Data provided ->
- - -

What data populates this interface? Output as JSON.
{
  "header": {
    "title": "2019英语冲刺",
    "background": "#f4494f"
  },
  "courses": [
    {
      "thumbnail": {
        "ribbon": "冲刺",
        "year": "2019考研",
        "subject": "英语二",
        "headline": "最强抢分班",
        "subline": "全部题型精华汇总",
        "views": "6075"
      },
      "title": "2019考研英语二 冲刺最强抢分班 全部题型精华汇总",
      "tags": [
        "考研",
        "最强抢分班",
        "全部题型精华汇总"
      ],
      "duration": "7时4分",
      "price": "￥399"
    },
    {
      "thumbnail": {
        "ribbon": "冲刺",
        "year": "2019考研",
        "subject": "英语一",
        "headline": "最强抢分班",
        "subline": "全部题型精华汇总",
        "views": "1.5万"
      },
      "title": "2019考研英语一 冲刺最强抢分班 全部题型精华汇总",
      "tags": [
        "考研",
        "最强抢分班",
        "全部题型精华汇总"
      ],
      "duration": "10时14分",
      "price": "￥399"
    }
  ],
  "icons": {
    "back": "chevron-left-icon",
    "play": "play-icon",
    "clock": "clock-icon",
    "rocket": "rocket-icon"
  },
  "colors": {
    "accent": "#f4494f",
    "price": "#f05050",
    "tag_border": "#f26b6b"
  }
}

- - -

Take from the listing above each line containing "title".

Reply to the task ->
    "title": "2019英语冲刺",
      "title": "2019考研英语二 冲刺最强抢分班 全部题型精华汇总",
      "title": "2019考研英语一 冲刺最强抢分班 全部题型精华汇总",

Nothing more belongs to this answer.